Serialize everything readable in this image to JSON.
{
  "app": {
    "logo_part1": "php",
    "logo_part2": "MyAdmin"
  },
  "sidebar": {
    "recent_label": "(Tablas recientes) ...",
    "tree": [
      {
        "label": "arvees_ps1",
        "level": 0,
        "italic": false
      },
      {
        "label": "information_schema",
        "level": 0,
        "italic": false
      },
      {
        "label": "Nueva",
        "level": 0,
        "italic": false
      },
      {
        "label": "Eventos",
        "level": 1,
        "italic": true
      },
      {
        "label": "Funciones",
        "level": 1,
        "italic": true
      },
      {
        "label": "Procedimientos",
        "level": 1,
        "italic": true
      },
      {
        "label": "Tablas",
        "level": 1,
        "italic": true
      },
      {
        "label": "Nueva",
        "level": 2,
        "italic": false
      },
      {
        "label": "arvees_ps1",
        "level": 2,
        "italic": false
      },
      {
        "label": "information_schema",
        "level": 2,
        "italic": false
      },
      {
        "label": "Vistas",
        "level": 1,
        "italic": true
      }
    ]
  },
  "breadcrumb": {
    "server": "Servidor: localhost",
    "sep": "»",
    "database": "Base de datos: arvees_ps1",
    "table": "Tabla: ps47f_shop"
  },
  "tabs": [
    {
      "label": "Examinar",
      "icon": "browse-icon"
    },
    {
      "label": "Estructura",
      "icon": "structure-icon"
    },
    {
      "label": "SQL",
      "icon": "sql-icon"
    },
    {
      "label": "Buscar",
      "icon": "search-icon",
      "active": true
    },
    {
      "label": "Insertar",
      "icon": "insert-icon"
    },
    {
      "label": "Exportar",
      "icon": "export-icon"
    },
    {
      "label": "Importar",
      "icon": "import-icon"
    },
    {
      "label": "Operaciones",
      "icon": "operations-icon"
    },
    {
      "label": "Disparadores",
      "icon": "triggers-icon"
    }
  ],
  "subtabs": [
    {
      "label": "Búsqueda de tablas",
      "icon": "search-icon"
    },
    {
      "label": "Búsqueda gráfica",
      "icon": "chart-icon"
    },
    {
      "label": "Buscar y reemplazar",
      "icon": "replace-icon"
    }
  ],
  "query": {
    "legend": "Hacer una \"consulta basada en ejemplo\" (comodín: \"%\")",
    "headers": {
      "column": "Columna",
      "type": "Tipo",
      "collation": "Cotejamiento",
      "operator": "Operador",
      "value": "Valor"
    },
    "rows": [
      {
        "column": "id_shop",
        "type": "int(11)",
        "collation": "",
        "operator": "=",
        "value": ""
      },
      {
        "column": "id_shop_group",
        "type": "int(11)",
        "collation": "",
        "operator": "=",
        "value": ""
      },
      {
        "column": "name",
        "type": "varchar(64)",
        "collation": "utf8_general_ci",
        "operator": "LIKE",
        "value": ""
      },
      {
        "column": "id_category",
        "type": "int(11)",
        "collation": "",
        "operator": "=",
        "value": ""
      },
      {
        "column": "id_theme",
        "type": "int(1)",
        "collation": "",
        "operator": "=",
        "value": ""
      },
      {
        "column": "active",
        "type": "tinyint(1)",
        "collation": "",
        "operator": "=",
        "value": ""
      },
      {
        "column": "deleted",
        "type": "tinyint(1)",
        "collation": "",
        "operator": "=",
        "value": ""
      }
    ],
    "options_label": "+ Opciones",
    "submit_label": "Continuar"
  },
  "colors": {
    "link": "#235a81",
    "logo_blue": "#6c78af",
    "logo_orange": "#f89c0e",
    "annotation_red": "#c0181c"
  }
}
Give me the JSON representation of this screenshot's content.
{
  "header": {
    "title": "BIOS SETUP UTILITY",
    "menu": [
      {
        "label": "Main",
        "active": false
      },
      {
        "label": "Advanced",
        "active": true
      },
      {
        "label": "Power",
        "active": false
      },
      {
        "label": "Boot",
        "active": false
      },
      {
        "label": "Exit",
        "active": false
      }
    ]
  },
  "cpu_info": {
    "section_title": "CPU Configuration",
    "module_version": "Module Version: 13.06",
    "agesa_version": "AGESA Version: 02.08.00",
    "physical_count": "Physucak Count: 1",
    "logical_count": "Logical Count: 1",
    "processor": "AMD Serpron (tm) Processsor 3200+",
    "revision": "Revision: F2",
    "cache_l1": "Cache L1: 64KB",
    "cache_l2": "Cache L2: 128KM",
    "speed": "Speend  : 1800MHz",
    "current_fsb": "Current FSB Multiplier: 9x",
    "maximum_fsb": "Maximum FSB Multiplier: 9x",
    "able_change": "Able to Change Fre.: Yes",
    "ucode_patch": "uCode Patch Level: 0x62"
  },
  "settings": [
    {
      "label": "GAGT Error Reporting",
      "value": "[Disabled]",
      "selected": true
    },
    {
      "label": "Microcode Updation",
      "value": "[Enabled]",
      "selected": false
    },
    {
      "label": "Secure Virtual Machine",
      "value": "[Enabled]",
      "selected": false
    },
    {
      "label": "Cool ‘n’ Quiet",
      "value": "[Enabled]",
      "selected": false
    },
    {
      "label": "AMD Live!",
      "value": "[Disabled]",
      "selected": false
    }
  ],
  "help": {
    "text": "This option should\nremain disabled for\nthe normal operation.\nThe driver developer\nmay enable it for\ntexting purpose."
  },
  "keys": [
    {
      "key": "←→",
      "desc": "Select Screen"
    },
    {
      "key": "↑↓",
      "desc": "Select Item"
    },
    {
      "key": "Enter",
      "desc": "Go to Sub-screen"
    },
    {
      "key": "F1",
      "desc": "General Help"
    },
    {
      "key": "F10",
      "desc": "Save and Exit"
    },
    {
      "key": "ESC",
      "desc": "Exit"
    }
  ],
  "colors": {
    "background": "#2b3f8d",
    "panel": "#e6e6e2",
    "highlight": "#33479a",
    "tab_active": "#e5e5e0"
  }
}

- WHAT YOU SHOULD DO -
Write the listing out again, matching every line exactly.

- RESULT -
Serialize everything readable in this image to JSON.
{
  "app": {
    "logo_part1": "php",
    "logo_part2": "MyAdmin"
  },
  "sidebar": {
    "recent_label": "(Tablas recientes) ...",
    "tree": [
      {
        "label": "arvees_ps1",
        "level": 0,
        "italic": false
      },
      {
        "label": "information_schema",
        "level": 0,
        "italic": false
      },
      {
        "label": "Nueva",
        "level": 0,
        "italic": false
      },
      {
        "label": "Eventos",
        "level": 1,
        "italic": true
      },
      {
        "label": "Funciones",
        "level": 1,
        "italic": true
      },
      {
        "label": "Procedimientos",
        "level": 1,
        "italic": true
      },
      {
        "label": "Tablas",
        "level": 1,
        "italic": true
      },
      {
        "label": "Nueva",
        "level": 2,
        "italic": false
      },
      {
        "label": "arvees_ps1",
        "level": 2,
        "italic": false
      },
      {
        "label": "information_schema",
        "level": 2,
        "italic": false
      },
      {
        "label": "Vistas",
        "level": 1,
        "italic": true
      }
    ]
  },
  "breadcrumb": {
    "server": "Servidor: localhost",
    "sep": "»",
    "database": "Base de datos: arvees_ps1",
    "table": "Tabla: ps47f_shop"
  },
  "tabs": [
    {
      "label": "Examinar",
      "icon": "browse-icon"
    },
    {
      "label": "Estructura",
      "icon": "structure-icon"
    },
    {
      "label": "SQL",
      "icon": "sql-icon"
    },
    {
      "label": "Buscar",
      "icon": "search-icon",
      "active": true
    },
    {
      "label": "Insertar",
      "icon": "insert-icon"
    },
    {
      "label": "Exportar",
      "icon": "export-icon"
    },
    {
      "label": "Importar",
      "icon": "import-icon"
    },
    {
      "label": "Operaciones",
      "icon": "operations-icon"
    },
    {
      "label": "Disparadores",
      "icon": "triggers-icon"
    }
  ],
  "subtabs": [
    {
      "label": "Búsqueda de tablas",
      "icon": "search-icon"
    },
    {
      "label": "Búsqueda gráfica",
      "icon": "chart-icon"
    },
    {
      "label": "Buscar y reemplazar",
      "icon": "replace-icon"
    }
  ],
  "query": {
    "legend": "Hacer una \"consulta basada en ejemplo\" (comodín: \"%\")",
    "headers": {
      "column": "Columna",
      "type": "Tipo",
      "collation": "Cotejamiento",
      "operator": "Operador",
      "value": "Valor"
    },
    "rows": [
      {
        "column": "id_shop",
        "type": "int(11)",
        "collation": "",
        "operator": "=",
        "value": ""
      },
      {
        "column": "id_shop_group",
        "type": "int(11)",
        "collation": "",
        "operator": "=",
        "value": ""
      },
      {
        "column": "name",
        "type": "varchar(64)",
        "collation": "utf8_general_ci",
        "operator": "LIKE",
        "value": ""
      },
      {
        "column": "id_category",
        "type": "int(11)",
        "collation": "",
        "operator": "=",
        "value": ""
      },
      {
        "column": "id_theme",
        "type": "int(1)",
        "collation": "",
        "operator": "=",
        "value": ""
      },
      {
        "column": "active",
        "type": "tinyint(1)",
        "collation": "",
        "operator": "=",
        "value": ""
      },
      {
        "column": "deleted",
        "type": "tinyint(1)",
        "collation": "",
        "operator": "=",
        "value": ""
      }
    ],
    "options_label": "+ Opciones",
    "submit_label": "Continuar"
  },
  "colors": {
    "link": "#235a81",
    "logo_blue": "#6c78af",
    "logo_orange": "#f89c0e",
    "annotation_red": "#c0181c"
  }
}
Give me the JSON representation of this screenshot's content.
{
  "header": {
    "title": "BIOS SETUP UTILITY",
    "menu": [
      {
        "label": "Main",
        "active": false
      },
      {
        "label": "Advanced",
        "active": true
      },
      {
        "label": "Power",
        "active": false
      },
      {
        "label": "Boot",
        "active": false
      },
      {
        "label": "Exit",
        "active": false
      }
    ]
  },
  "cpu_info": {
    "section_title": "CPU Configuration",
    "module_version": "Module Version: 13.06",
    "agesa_version": "AGESA Version: 02.08.00",
    "physical_count": "Physucak Count: 1",
    "logical_count": "Logical Count: 1",
    "processor": "AMD Serpron (tm) Processsor 3200+",
    "revision": "Revision: F2",
    "cache_l1": "Cache L1: 64KB",
    "cache_l2": "Cache L2: 128KM",
    "speed": "Speend  : 1800MHz",
    "current_fsb": "Current FSB Multiplier: 9x",
    "maximum_fsb": "Maximum FSB Multiplier: 9x",
    "able_change": "Able to Change Fre.: Yes",
    "ucode_patch": "uCode Patch Level: 0x62"
  },
  "settings": [
    {
      "label": "GAGT Error Reporting",
      "value": "[Disabled]",
      "selected": true
    },
    {
      "label": "Microcode Updation",
      "value": "[Enabled]",
      "selected": false
    },
    {
      "label": "Secure Virtual Machine",
      "value": "[Enabled]",
      "selected": false
    },
    {
      "label": "Cool ‘n’ Quiet",
      "value": "[Enabled]",
      "selected": false
    },
    {
      "label": "AMD Live!",
      "value": "[Disabled]",
      "selected": false
    }
  ],
  "help": {
    "text": "This option should\nremain disabled for\nthe normal operation.\nThe driver developer\nmay enable it for\ntexting purpose."
  },
  "keys": [
    {
      "key": "←→",
      "desc": "Select Screen"
    },
    {
      "key": "↑↓",
      "desc": "Select Item"
    },
    {
      "key": "Enter",
      "desc": "Go to Sub-screen"
    },
    {
      "key": "F1",
      "desc": "General Help"
    },
    {
      "key": "F10",
      "desc": "Save and Exit"
    },
    {
      "key": "ESC",
      "desc": "Exit"
    }
  ],
  "colors": {
    "background": "#2b3f8d",
    "panel": "#e6e6e2",
    "highlight": "#33479a",
    "tab_active": "#e5e5e0"
  }
}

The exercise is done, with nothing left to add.